The annual process that we all face as taxpayers is now underway — pulling together documents to file your federal, state and local tax paperwork. One aspect of the federal tax code that will change significantly in 2018 involves charitable giving. The changes are raising questions for tax specialists, taxpayers and charitable organizations that receive donations. Here’s what you need to know.
While we would like to believe charitable giving is purely motivated by an individual’s desire to benefit a cause near and dear to his or her heart, tax savings can be a driver. One side effect of the Tax Cuts and Job Act of 2017 (TCJA) is its potential impact on charitable giving.
Specifically, three changes to the tax code may diminish charitable gifts:
1. Lowering the individual income tax rates reduces the value of the charitable tax deduction.
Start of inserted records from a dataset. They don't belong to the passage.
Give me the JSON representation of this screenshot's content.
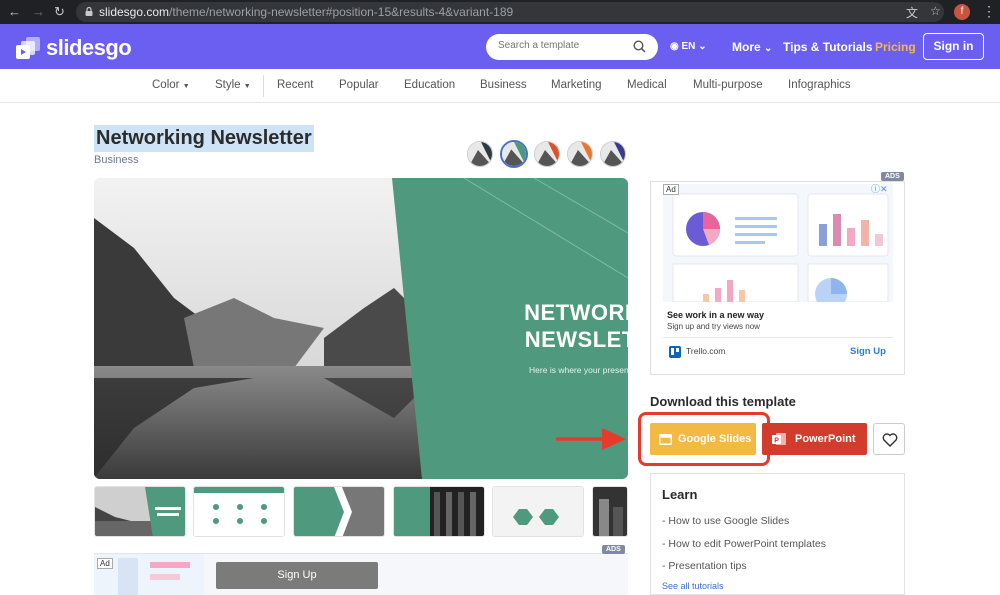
{
  "browser": {
    "url_host": "slidesgo.com",
    "url_path": "/theme/networking-newsletter#position-15&results-4&variant-189"
  },
  "header": {
    "logo": "slidesgo",
    "search_placeholder": "Search a template",
    "language": "EN",
    "nav": [
      "More",
      "Tips & Tutorials",
      "Pricing"
    ],
    "signin": "Sign in"
  },
  "categories": {
    "filters": [
      "Color",
      "Style"
    ],
    "items": [
      "Recent",
      "Popular",
      "Education",
      "Business",
      "Marketing",
      "Medical",
      "Multi-purpose",
      "Infographics"
    ]
  },
  "template": {
    "title": "Networking Newsletter",
    "category": "Business",
    "hero_title_line1": "NETWORKING",
    "hero_title_line2": "NEWSLETTER",
    "hero_subtitle": "Here is where your presentation begins",
    "variant_colors": [
      "#2f3a45",
      "#4b9a7d",
      "#d9542b",
      "#e8762e",
      "#3b3a8f"
    ],
    "accent_color": "#4f9a7e"
  },
  "ad_right": {
    "badge": "ADS",
    "ad_label": "Ad",
    "headline": "See work in a new way",
    "subline": "Sign up and try views now",
    "site": "Trello.com",
    "cta": "Sign Up"
  },
  "download": {
    "title": "Download this template",
    "google_slides": "Google Slides",
    "powerpoint": "PowerPoint",
    "google_color": "#f4b942",
    "powerpoint_color": "#d13c2d"
  },
  "learn": {
    "title": "Learn",
    "items": [
      "- How to use Google Slides",
      "- How to edit PowerPoint templates",
      "- Presentation tips"
    ],
    "see_all": "See all tutorials"
  },
  "ad_bottom": {
    "badge": "ADS",
    "ad_label": "Ad",
    "cta": "Sign Up"
  }
}
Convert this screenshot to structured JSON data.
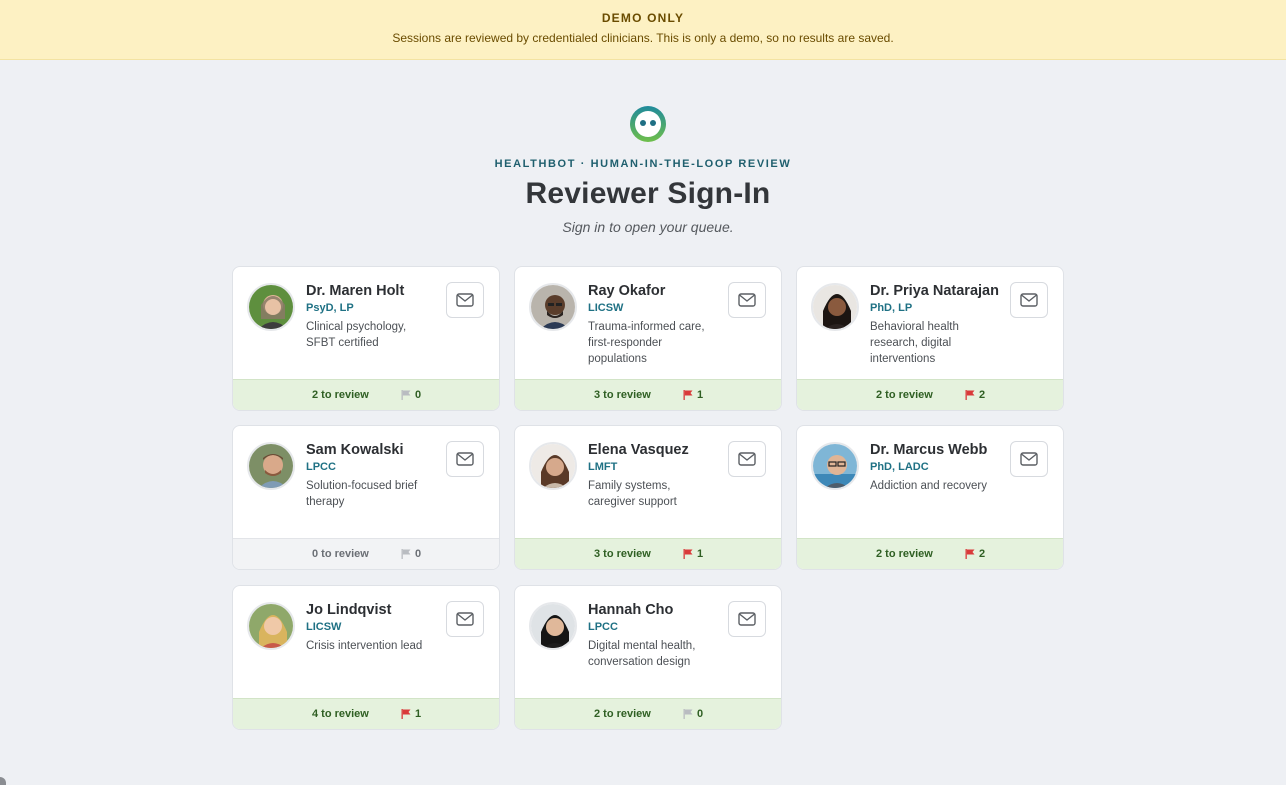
{
  "banner": {
    "title": "DEMO ONLY",
    "text": "Sessions are reviewed by credentialed clinicians. This is only a demo, so no results are saved."
  },
  "header": {
    "eyebrow": "HEALTHBOT · HUMAN-IN-THE-LOOP REVIEW",
    "title": "Reviewer Sign-In",
    "subtitle": "Sign in to open your queue."
  },
  "colors": {
    "brand": "#1f7184",
    "flag_active": "#d93a3a",
    "flag_inactive": "#b9bcc1",
    "footer_green": "#e5f2dd"
  },
  "reviewers": [
    {
      "name": "Dr. Maren Holt",
      "credentials": "PsyD, LP",
      "description": "Clinical psychology, SFBT certified",
      "review_label": "2 to review",
      "flags": "0"
    },
    {
      "name": "Ray Okafor",
      "credentials": "LICSW",
      "description": "Trauma-informed care, first-responder populations",
      "review_label": "3 to review",
      "flags": "1"
    },
    {
      "name": "Dr. Priya Natarajan",
      "credentials": "PhD, LP",
      "description": "Behavioral health research, digital interventions",
      "review_label": "2 to review",
      "flags": "2"
    },
    {
      "name": "Sam Kowalski",
      "credentials": "LPCC",
      "description": "Solution-focused brief therapy",
      "review_label": "0 to review",
      "flags": "0"
    },
    {
      "name": "Elena Vasquez",
      "credentials": "LMFT",
      "description": "Family systems, caregiver support",
      "review_label": "3 to review",
      "flags": "1"
    },
    {
      "name": "Dr. Marcus Webb",
      "credentials": "PhD, LADC",
      "description": "Addiction and recovery",
      "review_label": "2 to review",
      "flags": "2"
    },
    {
      "name": "Jo Lindqvist",
      "credentials": "LICSW",
      "description": "Crisis intervention lead",
      "review_label": "4 to review",
      "flags": "1"
    },
    {
      "name": "Hannah Cho",
      "credentials": "LPCC",
      "description": "Digital mental health, conversation design",
      "review_label": "2 to review",
      "flags": "0"
    }
  ],
  "icons": {
    "logo": "chatbot-face-icon",
    "mail": "mail-icon",
    "flag": "flag-icon",
    "avatar": "reviewer-avatar"
  }
}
2. Fewer individuals will itemize their deductions due to the increase in the standard deduction to $12,000 for individuals and $24,000 for couples, and the decision to cap the deduction for state and local taxes at $10,000. An estimate by the Tax Policy Center suggests the changes will shrink the number of households claiming an itemized deduction for their charitable gifts from $37 million to about $16 million in 2018.
3. And, an increase in the estate tax exemption to $11.2 million for individuals or $22.4 million for couples. This means fewer estates are taxable, eliminating the need for individuals to reduce the size of their estates through charitable donations.
Thankfully, most people give to make an impact, not just for the tax savings, and there still are ways to capitalize on those gifts. First, consider gifting from your IRA, also known as a Qualified Charitable Deduction or QCD. IRA owners ages 70½ and older can gift up to $100,000 annually directly from their IRAs. This is especially attractive to donors who do not itemize since it reduces their taxable income. Certain rules and restrictions apply.
Second, consider “bunching.” Bunching refers to the strategy of combining gifts that would be made over several years into a single gift so that your itemized deductions exceed the standard deduction. There are several options beyond simply writing a large check to a single charity. You might consider funding a donor-advised fund, which allows you to donate money and take a tax deduction in the same year and then pay the money to select charities over time. Other options to consider for large gifts include charitable remainder trusts or charitable gift annuities. Because the deductions for remainder trusts and gift annuities tend to be larger, you may be able to itemize in the year a gift is made and retain a lifetime annuity payment in the process.
A third option is to make a gift of highly appreciated assets. This allows the donor to avoid the capital gains tax that would be due if the assets were sold, offering tax savings even if the taxpayer uses the standard deduction. This strategy also can be used in combination with the other options listed above.
One last thought: high net worth philanthropic individuals should review their estate plans. If your estate plan calls for giving everything over the estate tax exemption amount to charity to avoid paying any estate tax, your plan may no longer benefit your favorite charity if your estate is under $11.2 million.
We are blessed in West Michigan with a culture of philanthropy. The charitable spirit is especially prevalent with prominent families in the region who set an example for many of us to follow. This culture is not likely to change simply because of changes in tax law. But it is important to fully understand the new tax code so you can determine how to maximize the impact of your giving on the charitable organization while at the same time maximizing the tax benefit for you and your estate.
In the end, we are reminded of the words of Aristotle.
“To give away money is an easy matter and in any man’s power. But to decide to whom to give it, and how large and when, and for what purpose and how, is neither in every man’s power nor an easy matter.”
Kelly DeRidder is senior vice president and senior trust officer at Legacy Trust in Grand Rapids. She can be reached at firstname.lastname@example.org.